═════ Dataset records ═════

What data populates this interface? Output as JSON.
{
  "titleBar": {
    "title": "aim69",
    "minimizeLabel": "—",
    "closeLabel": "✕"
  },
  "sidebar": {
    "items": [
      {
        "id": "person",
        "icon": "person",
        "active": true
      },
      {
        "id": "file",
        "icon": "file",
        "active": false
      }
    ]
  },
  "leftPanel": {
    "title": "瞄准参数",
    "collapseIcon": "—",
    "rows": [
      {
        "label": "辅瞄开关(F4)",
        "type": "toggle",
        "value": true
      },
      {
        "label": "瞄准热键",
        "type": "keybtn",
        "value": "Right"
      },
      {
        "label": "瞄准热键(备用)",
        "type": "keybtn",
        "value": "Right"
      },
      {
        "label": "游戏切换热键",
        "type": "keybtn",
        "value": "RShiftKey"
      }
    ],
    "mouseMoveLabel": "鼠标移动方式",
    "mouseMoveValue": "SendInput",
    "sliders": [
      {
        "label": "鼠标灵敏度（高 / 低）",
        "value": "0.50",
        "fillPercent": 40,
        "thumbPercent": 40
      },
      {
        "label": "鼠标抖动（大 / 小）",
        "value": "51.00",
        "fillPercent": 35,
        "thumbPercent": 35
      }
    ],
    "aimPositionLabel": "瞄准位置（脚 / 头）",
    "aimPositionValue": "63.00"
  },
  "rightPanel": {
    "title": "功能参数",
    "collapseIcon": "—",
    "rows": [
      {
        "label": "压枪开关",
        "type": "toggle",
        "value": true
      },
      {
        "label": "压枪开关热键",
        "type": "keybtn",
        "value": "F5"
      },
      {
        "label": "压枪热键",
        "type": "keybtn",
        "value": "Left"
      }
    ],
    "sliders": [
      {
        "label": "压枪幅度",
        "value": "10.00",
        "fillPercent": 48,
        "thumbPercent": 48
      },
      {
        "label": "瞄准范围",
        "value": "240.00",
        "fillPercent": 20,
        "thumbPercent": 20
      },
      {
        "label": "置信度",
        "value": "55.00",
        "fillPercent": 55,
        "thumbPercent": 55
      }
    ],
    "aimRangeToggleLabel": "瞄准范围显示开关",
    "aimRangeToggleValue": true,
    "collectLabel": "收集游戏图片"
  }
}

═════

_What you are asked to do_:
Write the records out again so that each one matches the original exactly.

_Task response_:
What data populates this interface? Output as JSON.
{
  "titleBar": {
    "title": "aim69",
    "minimizeLabel": "—",
    "closeLabel": "✕"
  },
  "sidebar": {
    "items": [
      {
        "id": "person",
        "icon": "person",
        "active": true
      },
      {
        "id": "file",
        "icon": "file",
        "active": false
      }
    ]
  },
  "leftPanel": {
    "title": "瞄准参数",
    "collapseIcon": "—",
    "rows": [
      {
        "label": "辅瞄开关(F4)",
        "type": "toggle",
        "value": true
      },
      {
        "label": "瞄准热键",
        "type": "keybtn",
        "value": "Right"
      },
      {
        "label": "瞄准热键(备用)",
        "type": "keybtn",
        "value": "Right"
      },
      {
        "label": "游戏切换热键",
        "type": "keybtn",
        "value": "RShiftKey"
      }
    ],
    "mouseMoveLabel": "鼠标移动方式",
    "mouseMoveValue": "SendInput",
    "sliders": [
      {
        "label": "鼠标灵敏度（高 / 低）",
        "value": "0.50",
        "fillPercent": 40,
        "thumbPercent": 40
      },
      {
        "label": "鼠标抖动（大 / 小）",
        "value": "51.00",
        "fillPercent": 35,
        "thumbPercent": 35
      }
    ],
    "aimPositionLabel": "瞄准位置（脚 / 头）",
    "aimPositionValue": "63.00"
  },
  "rightPanel": {
    "title": "功能参数",
    "collapseIcon": "—",
    "rows": [
      {
        "label": "压枪开关",
        "type": "toggle",
        "value": true
      },
      {
        "label": "压枪开关热键",
        "type": "keybtn",
        "value": "F5"
      },
      {
        "label": "压枪热键",
        "type": "keybtn",
        "value": "Left"
      }
    ],
    "sliders": [
      {
        "label": "压枪幅度",
        "value": "10.00",
        "fillPercent": 48,
        "thumbPercent": 48
      },
      {
        "label": "瞄准范围",
        "value": "240.00",
        "fillPercent": 20,
        "thumbPercent": 20
      },
      {
        "label": "置信度",
        "value": "55.00",
        "fillPercent": 55,
        "thumbPercent": 55
      }
    ],
    "aimRangeToggleLabel": "瞄准范围显示开关",
    "aimRangeToggleValue": true,
    "collectLabel": "收集游戏图片"
  }
}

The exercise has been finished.